When towards the end of August 2021, inflation started to accelerate, the phenomenon was attributed to the end of the pandemic. Then came the Russian invasion of Ukraine, the double-digit rates came, but it took until November 2022 for the central banks and especially the FED to abandon the term “transitional”.

We have reached June 2023, the rate hikes are back to back but o inflation insists. And increases in food remain in double digits despite the fact that energy prices have almost returned to pre-war levels. What happens;

A first explanation has to do with the fact that – we may sometimes forget – but the war on Europe’s borders continues. Russia has agreed to a 2-month extension of the agreement for the safe export of Ukrainian grain, but Kiev complains of obstacles, while the quantities to be made available are smaller anyway due to the war. The problems in the supply chain therefore remain.
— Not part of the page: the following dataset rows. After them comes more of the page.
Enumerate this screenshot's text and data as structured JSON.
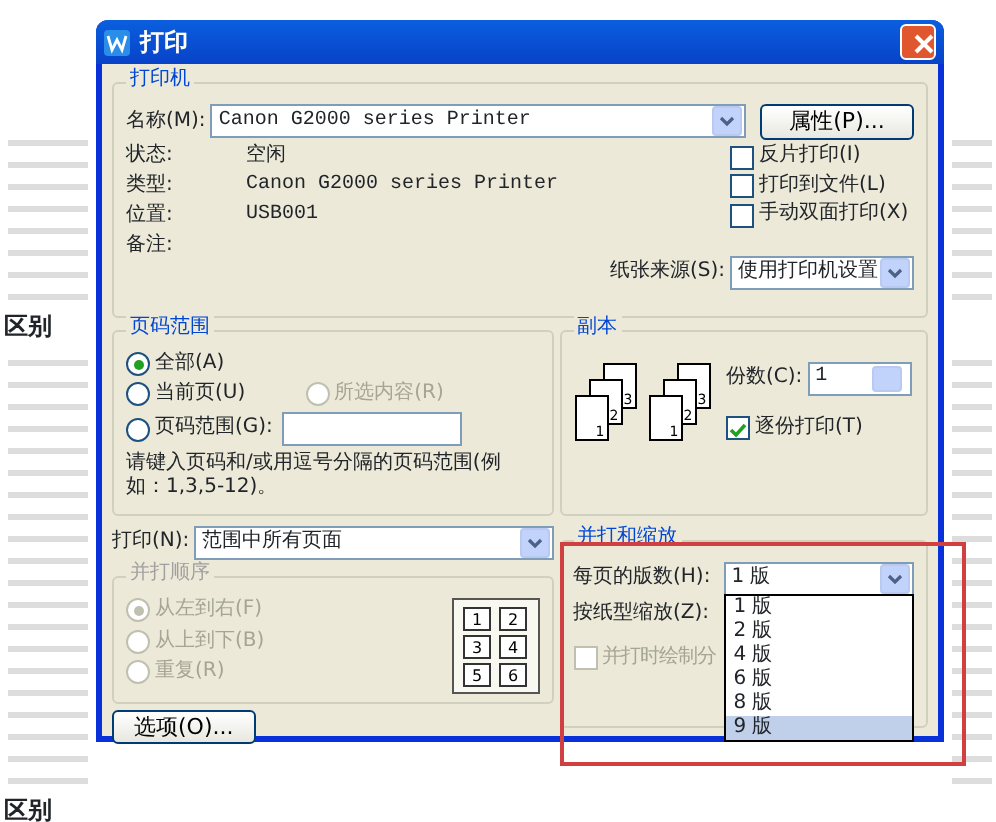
{
  "background": {
    "headings": [
      "区别",
      "区别"
    ]
  },
  "dialog": {
    "title": "打印",
    "printer": {
      "legend": "打印机",
      "name_label": "名称(M):",
      "name_value": "Canon G2000 series Printer",
      "properties_button": "属性(P)...",
      "info": [
        {
          "label": "状态:",
          "value": "空闲"
        },
        {
          "label": "类型:",
          "value": "Canon G2000 series Printer"
        },
        {
          "label": "位置:",
          "value": "USB001"
        },
        {
          "label": "备注:"
        }
      ],
      "options": [
        {
          "label": "反片打印(I)",
          "checked": false
        },
        {
          "label": "打印到文件(L)",
          "checked": false
        },
        {
          "label": "手动双面打印(X)",
          "checked": false
        }
      ],
      "paper_source_label": "纸张来源(S):",
      "paper_source_value": "使用打印机设置"
    },
    "page_range": {
      "legend": "页码范围",
      "choices": [
        {
          "label": "全部(A)",
          "selected": true,
          "disabled": false
        },
        {
          "label": "当前页(U)",
          "selected": false,
          "disabled": false
        },
        {
          "label": "所选内容(R)",
          "selected": false,
          "disabled": true
        },
        {
          "label": "页码范围(G):",
          "selected": false,
          "disabled": false
        }
      ],
      "hint": "请键入页码和/或用逗号分隔的页码范围(例如：1,3,5-12)。"
    },
    "print_what": {
      "label": "打印(N):",
      "value": "范围中所有页面"
    },
    "order": {
      "legend": "并打顺序",
      "disabled": true,
      "choices": [
        {
          "label": "从左到右(F)",
          "selected": true
        },
        {
          "label": "从上到下(B)",
          "selected": false
        },
        {
          "label": "重复(R)",
          "selected": false
        }
      ],
      "pages": [
        "1",
        "2",
        "3",
        "4",
        "5",
        "6"
      ]
    },
    "options_button": "选项(O)...",
    "copies": {
      "legend": "副本",
      "label": "份数(C):",
      "value": "1",
      "stacks": [
        [
          "1",
          "2",
          "3"
        ],
        [
          "1",
          "2",
          "3"
        ]
      ],
      "collate": {
        "label": "逐份打印(T)",
        "checked": true
      }
    },
    "zoom": {
      "legend": "并打和缩放",
      "per_page_label": "每页的版数(H):",
      "per_page_value": "1 版",
      "scale_label": "按纸型缩放(Z):",
      "draw_borders": {
        "label": "并打时绘制分",
        "checked": false,
        "disabled": true
      },
      "dropdown": [
        {
          "label": "1 版",
          "selected": false
        },
        {
          "label": "2 版",
          "selected": false
        },
        {
          "label": "4 版",
          "selected": false
        },
        {
          "label": "6 版",
          "selected": false
        },
        {
          "label": "8 版",
          "selected": false
        },
        {
          "label": "9 版",
          "selected": true
        }
      ]
    }
  },
  "highlight_frame": true
}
A large part of the responsibility, for most the biggest, lies with businesses. The term greedflation or else the inflation of greed is making its presence felt more and more as businesses are “accused” of keeping the prices of their products high in order to increase their profits. Italy’s central banker himself, Fabio Panetta, said that while production costs are falling, retail prices are rising and business profits are rising with them. All relevant analyzes bring the example of the automobile industry. Europe’s 5 biggest increased their profits from €24bn in 2019 to €68bn in 2022 despite selling 25% fewer cars. The same goes for many food chains.
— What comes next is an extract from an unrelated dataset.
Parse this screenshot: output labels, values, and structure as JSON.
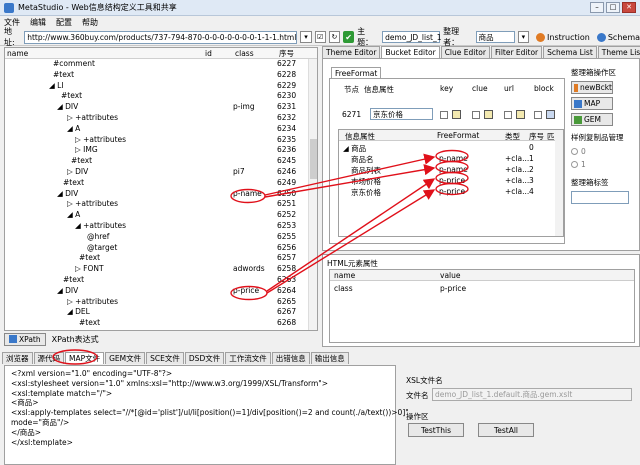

In some cases, companies have arguments, and even eighty. One of them is the labor cost which has increased significantly. The 4th quarter of 2022 e.g. wages in Europe increased by 5.1% on average. Several countries recorded double-digit rates, above inflation in fact. Economists call the phenomenon the wage/price spiral. As prices rise, wages rise – especially in markets with labor shortages combined with low birth rates – and this leads to further price increases. In the last 2 s/t given by Christine Lagarde he has referred to the collective agreements signed across Europe which, let’s say, are considered by Frankfurt to be “generous”.

Consumers are also to blame. It is not possible for prices to be sky high but for consumption not to decline even for items that are not considered essential. In Greece e.g. 2022 ended with inflation of 9.3% but private consumption grew by 7.2% in Budget 2023. The market saying goes that the cure for high prices is high prices. At some point, the consumer will call it quits, cut back on purchases, and prices will begin to drop.
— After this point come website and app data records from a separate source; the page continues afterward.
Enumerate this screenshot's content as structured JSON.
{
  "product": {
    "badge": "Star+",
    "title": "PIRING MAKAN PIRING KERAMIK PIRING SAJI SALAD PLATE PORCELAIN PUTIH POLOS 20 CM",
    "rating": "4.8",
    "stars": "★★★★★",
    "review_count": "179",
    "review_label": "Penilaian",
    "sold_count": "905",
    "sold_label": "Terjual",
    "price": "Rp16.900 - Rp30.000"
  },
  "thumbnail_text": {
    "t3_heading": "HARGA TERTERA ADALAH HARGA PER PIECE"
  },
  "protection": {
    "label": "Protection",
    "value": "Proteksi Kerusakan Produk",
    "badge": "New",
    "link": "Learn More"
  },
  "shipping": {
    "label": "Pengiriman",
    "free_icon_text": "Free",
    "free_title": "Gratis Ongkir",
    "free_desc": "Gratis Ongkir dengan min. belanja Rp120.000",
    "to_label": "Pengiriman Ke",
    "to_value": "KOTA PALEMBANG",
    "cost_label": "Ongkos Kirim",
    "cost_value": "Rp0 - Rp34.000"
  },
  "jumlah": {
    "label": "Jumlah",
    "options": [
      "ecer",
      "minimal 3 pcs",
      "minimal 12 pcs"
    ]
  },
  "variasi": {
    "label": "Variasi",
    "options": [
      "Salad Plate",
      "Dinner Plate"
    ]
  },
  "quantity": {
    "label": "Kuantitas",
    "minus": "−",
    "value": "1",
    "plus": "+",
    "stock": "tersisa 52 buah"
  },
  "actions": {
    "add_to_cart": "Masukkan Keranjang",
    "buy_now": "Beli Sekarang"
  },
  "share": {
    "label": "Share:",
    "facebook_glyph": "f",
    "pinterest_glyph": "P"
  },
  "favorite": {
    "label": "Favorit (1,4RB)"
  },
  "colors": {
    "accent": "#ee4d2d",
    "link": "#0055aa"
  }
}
Some values ​​do not have a short cycle. For example rents, school fees and even cinema tickets change once a year unlike petrol station or supermarket prices and therefore follow the general trend with a delay.

Climate change could not be missing here either. Rains, fires, glaciers and drought will appear more and more frequently affecting the supply of products and therefore their prices. Let’s take rice for example. The bad weather in China and Pakistan they reduced harvests resulting in the biggest shortage in 20 years as demand also increased as many consumers switched to rice after Ukrainian grain stopped coming. As a result, the price of rice soared to its highest point since 2011.